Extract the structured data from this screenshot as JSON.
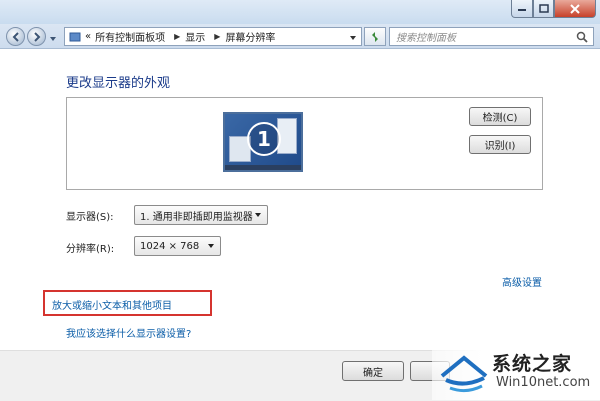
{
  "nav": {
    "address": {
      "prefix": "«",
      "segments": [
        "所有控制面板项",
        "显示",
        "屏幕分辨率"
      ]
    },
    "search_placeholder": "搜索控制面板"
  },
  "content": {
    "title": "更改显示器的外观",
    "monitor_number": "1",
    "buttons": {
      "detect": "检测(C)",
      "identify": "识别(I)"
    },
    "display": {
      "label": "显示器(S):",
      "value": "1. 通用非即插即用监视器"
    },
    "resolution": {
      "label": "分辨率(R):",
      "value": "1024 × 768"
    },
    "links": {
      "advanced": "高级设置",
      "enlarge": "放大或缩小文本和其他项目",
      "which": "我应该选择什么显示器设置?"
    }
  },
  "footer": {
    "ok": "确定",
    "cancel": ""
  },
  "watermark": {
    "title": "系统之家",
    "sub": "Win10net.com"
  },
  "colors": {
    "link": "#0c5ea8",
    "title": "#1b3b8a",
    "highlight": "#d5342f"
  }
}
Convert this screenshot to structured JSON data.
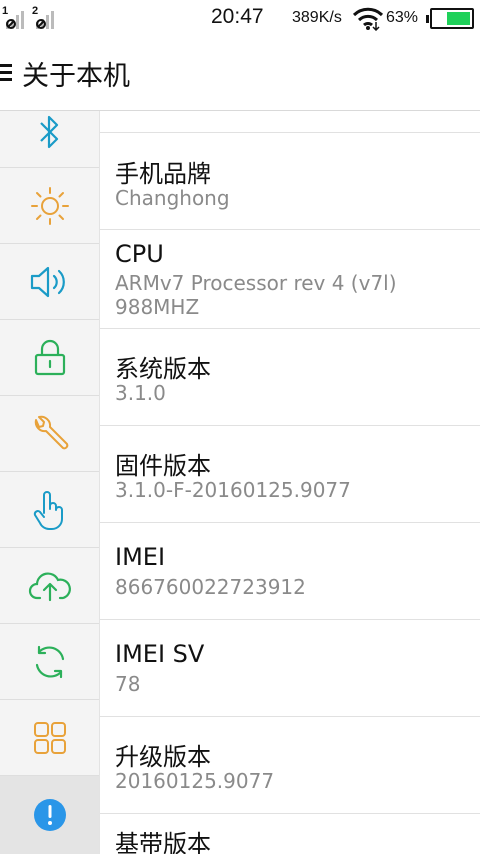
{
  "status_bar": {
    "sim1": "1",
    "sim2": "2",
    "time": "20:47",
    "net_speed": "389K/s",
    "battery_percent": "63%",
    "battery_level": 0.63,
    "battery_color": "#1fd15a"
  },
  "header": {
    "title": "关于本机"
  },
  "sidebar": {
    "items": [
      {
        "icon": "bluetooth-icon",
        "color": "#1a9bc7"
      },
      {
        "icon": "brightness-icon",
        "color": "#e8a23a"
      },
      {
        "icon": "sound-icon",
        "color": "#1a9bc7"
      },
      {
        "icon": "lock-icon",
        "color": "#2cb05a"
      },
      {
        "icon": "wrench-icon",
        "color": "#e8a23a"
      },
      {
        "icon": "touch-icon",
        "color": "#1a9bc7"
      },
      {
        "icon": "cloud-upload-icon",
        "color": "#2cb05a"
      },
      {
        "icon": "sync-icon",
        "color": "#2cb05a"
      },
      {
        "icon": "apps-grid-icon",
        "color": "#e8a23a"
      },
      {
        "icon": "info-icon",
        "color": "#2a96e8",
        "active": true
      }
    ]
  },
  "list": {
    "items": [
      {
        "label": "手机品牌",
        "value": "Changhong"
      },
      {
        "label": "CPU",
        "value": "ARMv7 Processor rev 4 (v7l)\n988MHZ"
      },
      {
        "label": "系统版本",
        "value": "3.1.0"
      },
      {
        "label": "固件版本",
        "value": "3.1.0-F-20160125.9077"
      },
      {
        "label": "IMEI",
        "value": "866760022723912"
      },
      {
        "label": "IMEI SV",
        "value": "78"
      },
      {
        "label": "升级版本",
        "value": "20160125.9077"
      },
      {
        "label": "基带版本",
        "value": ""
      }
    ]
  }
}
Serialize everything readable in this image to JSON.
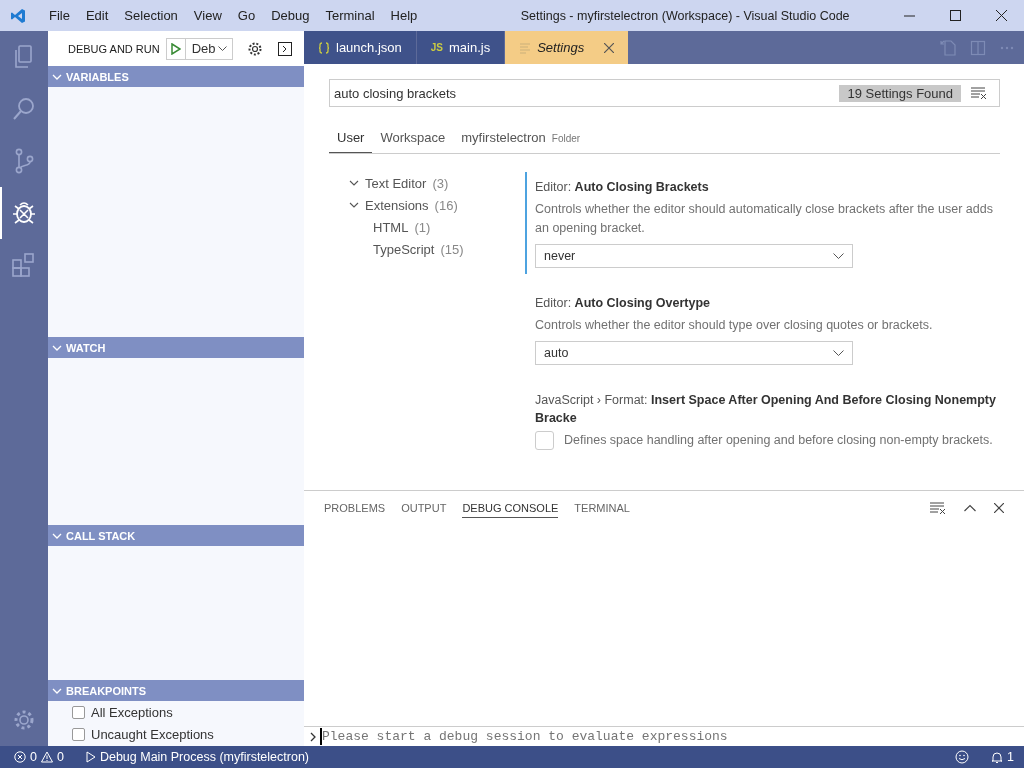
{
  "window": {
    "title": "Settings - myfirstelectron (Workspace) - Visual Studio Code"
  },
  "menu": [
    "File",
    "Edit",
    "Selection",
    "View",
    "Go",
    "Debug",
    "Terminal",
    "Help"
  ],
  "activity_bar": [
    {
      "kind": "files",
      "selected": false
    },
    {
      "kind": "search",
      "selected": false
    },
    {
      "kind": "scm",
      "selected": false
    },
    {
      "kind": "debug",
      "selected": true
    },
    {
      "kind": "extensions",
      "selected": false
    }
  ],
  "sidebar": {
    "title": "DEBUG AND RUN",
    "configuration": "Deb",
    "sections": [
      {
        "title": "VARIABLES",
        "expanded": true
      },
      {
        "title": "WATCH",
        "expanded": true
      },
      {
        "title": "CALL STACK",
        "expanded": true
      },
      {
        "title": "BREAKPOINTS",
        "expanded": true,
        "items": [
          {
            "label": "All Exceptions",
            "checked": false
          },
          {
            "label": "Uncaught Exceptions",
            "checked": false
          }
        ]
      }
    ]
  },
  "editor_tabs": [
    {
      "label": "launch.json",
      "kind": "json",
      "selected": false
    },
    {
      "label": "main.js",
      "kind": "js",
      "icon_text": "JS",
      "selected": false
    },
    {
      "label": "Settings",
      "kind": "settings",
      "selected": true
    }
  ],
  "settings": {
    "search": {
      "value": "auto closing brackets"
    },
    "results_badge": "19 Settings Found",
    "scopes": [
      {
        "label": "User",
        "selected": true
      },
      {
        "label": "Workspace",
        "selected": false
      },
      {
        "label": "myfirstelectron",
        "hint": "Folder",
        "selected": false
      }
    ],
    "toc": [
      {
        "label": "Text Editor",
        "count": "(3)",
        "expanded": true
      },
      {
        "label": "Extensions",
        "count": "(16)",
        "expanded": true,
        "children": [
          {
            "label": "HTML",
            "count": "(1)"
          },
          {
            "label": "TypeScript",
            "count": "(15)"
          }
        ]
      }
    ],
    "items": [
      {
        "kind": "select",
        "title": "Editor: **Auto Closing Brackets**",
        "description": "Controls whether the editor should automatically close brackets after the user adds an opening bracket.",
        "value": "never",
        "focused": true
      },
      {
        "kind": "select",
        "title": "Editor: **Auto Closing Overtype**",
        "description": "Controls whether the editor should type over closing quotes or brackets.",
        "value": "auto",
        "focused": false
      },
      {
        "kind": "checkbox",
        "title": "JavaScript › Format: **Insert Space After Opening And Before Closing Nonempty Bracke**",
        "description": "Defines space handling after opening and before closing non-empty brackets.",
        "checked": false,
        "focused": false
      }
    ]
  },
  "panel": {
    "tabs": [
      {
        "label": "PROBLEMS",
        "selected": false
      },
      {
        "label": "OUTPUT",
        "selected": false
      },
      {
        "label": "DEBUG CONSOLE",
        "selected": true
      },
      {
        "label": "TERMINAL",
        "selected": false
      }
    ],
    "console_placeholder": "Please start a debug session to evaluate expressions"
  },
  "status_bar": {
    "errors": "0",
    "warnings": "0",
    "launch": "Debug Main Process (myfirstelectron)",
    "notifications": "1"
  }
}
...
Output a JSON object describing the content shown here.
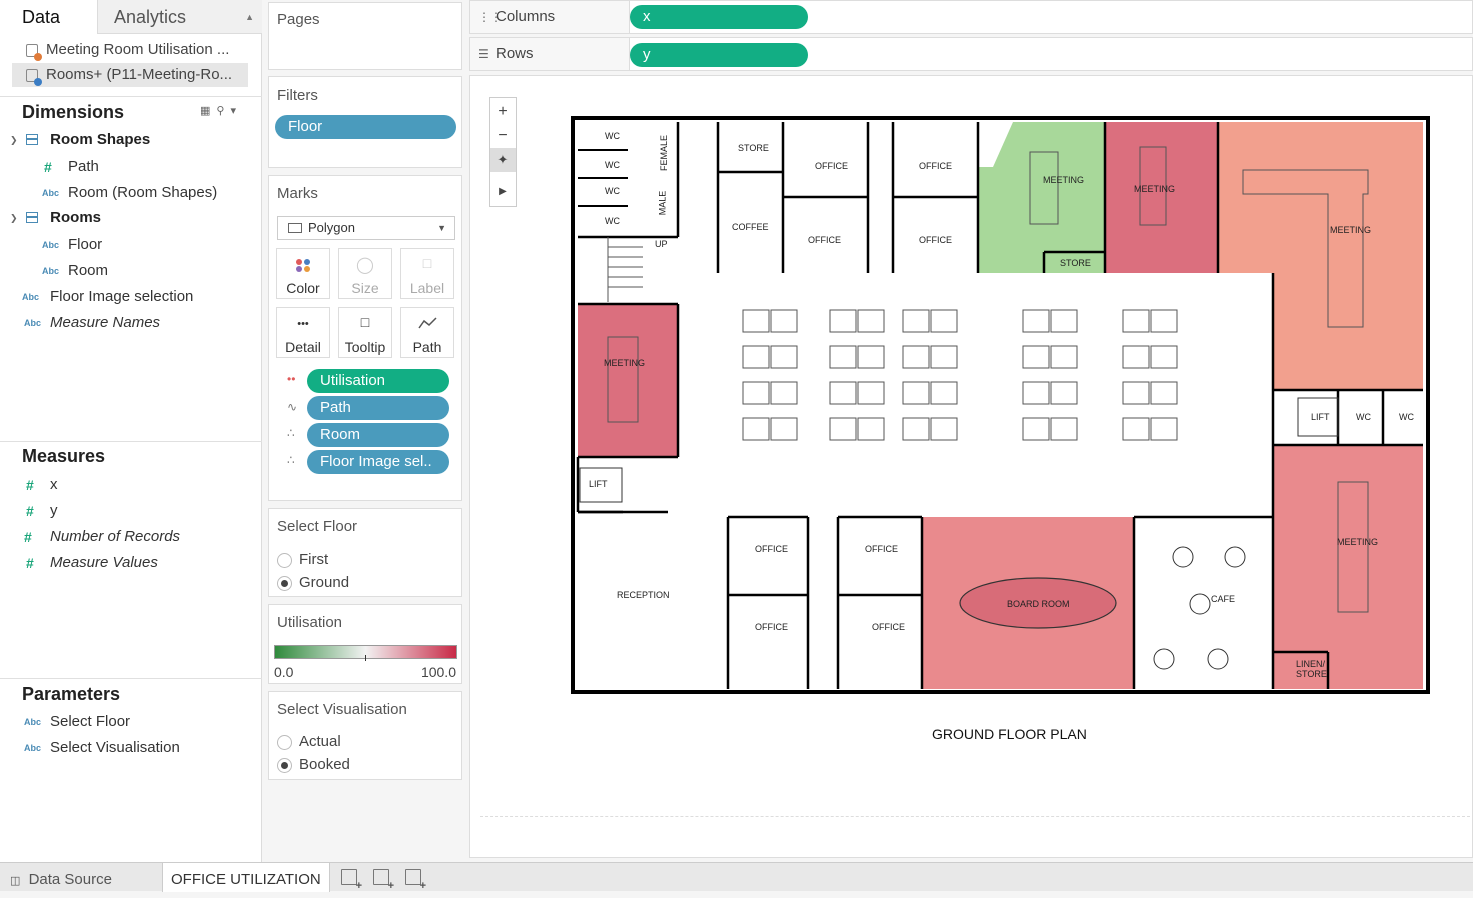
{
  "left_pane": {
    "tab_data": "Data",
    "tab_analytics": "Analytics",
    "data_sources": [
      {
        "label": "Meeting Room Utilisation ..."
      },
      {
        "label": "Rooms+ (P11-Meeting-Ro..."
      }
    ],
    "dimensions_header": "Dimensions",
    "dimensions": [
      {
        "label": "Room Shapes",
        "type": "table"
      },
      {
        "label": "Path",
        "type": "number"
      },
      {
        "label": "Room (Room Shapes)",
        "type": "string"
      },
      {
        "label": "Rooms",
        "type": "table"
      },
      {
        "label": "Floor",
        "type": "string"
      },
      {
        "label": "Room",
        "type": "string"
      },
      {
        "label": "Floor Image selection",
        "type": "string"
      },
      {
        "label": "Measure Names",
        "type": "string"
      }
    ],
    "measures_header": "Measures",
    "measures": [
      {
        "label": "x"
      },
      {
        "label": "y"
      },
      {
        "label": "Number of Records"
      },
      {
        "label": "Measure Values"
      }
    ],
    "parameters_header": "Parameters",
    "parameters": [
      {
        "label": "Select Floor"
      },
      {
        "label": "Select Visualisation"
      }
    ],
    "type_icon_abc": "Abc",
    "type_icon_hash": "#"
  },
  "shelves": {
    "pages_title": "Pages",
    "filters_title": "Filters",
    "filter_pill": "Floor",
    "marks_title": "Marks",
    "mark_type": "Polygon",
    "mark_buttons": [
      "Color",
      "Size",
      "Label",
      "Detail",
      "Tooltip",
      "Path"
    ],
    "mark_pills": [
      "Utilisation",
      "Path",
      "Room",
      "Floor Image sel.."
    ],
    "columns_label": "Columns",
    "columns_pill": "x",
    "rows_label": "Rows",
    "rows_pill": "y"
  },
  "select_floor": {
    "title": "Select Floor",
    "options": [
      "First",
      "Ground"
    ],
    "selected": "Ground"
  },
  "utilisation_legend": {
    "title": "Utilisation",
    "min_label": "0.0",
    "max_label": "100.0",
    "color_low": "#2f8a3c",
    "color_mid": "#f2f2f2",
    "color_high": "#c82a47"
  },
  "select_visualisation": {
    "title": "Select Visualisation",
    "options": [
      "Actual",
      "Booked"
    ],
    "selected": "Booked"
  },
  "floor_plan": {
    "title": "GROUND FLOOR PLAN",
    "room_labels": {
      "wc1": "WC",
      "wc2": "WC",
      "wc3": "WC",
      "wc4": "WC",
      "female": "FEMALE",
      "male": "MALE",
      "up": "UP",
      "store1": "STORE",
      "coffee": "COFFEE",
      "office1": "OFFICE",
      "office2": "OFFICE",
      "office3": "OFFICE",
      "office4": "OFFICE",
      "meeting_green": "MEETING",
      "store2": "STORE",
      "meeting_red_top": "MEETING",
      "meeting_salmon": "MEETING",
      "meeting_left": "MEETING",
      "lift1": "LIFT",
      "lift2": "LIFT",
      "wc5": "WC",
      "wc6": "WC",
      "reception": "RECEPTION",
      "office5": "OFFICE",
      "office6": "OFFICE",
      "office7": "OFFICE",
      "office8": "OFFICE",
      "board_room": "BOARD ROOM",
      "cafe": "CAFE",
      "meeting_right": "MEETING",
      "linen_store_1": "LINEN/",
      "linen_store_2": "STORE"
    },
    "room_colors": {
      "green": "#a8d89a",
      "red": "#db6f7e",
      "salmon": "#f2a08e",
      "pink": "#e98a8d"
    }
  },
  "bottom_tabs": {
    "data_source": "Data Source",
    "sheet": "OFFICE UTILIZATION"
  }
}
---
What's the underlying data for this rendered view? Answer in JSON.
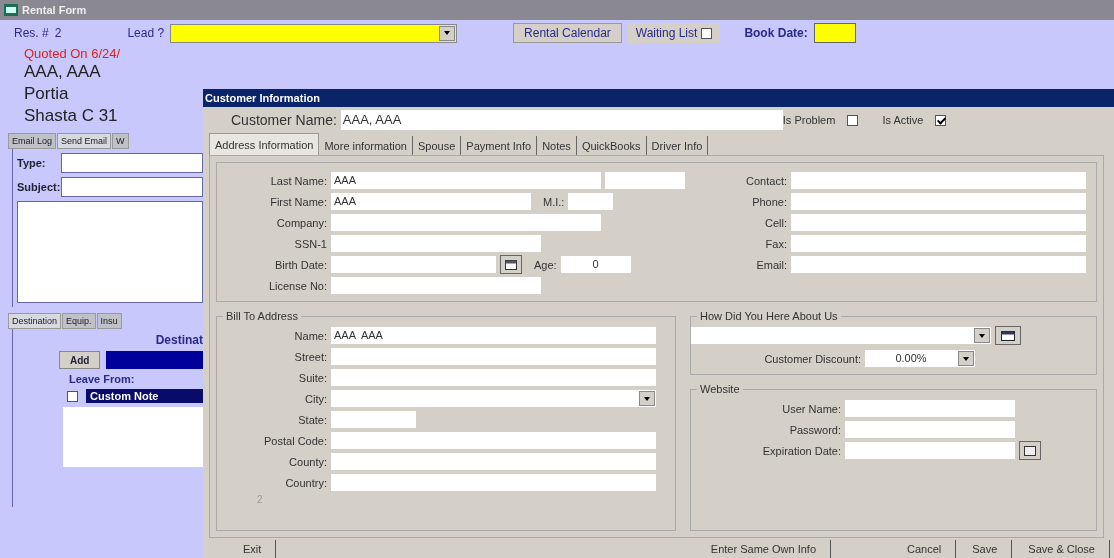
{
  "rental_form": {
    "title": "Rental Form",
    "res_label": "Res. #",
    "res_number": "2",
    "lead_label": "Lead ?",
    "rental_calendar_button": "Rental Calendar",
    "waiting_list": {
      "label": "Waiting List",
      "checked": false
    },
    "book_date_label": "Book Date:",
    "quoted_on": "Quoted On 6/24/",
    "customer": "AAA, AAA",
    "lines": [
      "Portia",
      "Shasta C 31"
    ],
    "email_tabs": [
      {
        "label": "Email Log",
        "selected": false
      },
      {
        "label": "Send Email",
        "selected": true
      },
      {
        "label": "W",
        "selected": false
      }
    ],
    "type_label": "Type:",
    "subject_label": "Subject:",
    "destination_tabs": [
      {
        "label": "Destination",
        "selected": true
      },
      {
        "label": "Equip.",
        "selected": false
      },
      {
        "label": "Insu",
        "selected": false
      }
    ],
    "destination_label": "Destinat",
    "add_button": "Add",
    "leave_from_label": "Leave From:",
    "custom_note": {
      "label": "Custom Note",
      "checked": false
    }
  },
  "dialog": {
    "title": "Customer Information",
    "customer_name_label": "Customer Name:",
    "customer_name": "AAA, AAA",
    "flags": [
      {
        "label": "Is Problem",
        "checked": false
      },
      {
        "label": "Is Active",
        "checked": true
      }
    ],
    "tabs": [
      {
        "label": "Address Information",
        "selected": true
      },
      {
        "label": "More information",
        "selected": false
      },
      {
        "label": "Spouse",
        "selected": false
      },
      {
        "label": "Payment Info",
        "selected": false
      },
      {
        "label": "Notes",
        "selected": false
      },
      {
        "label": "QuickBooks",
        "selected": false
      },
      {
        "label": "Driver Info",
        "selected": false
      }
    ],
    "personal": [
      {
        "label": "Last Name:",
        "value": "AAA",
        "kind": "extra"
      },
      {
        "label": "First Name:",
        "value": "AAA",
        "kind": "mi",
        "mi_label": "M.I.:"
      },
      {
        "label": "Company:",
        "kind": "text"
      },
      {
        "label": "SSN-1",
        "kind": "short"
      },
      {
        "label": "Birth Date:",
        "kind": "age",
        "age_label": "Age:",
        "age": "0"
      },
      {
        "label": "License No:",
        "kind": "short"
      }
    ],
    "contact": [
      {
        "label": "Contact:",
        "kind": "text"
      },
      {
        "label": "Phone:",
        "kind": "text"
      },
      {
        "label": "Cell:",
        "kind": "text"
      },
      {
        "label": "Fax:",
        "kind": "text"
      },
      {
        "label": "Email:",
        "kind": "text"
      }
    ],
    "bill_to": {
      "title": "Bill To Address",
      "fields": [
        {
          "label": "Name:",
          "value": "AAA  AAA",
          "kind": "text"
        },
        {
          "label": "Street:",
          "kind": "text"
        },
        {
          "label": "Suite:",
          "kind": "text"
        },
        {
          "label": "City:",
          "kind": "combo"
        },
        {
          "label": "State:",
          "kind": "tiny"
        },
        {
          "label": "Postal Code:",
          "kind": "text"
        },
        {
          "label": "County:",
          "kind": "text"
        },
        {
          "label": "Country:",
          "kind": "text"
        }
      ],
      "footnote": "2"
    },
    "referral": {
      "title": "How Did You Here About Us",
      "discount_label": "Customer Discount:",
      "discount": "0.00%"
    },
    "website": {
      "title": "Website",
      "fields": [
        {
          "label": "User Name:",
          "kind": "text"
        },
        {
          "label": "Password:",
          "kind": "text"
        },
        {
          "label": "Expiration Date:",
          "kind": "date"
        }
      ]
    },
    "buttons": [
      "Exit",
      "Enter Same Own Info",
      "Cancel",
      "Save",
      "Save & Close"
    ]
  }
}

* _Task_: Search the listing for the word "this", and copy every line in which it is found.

* _Expected output_:
Extract the structured data from this screenshot as JSON.
Convert this screenshot to structured JSON data.
Serialize everything readable in this image to JSON.
What's the underlying data for this rendered view? Answer in JSON.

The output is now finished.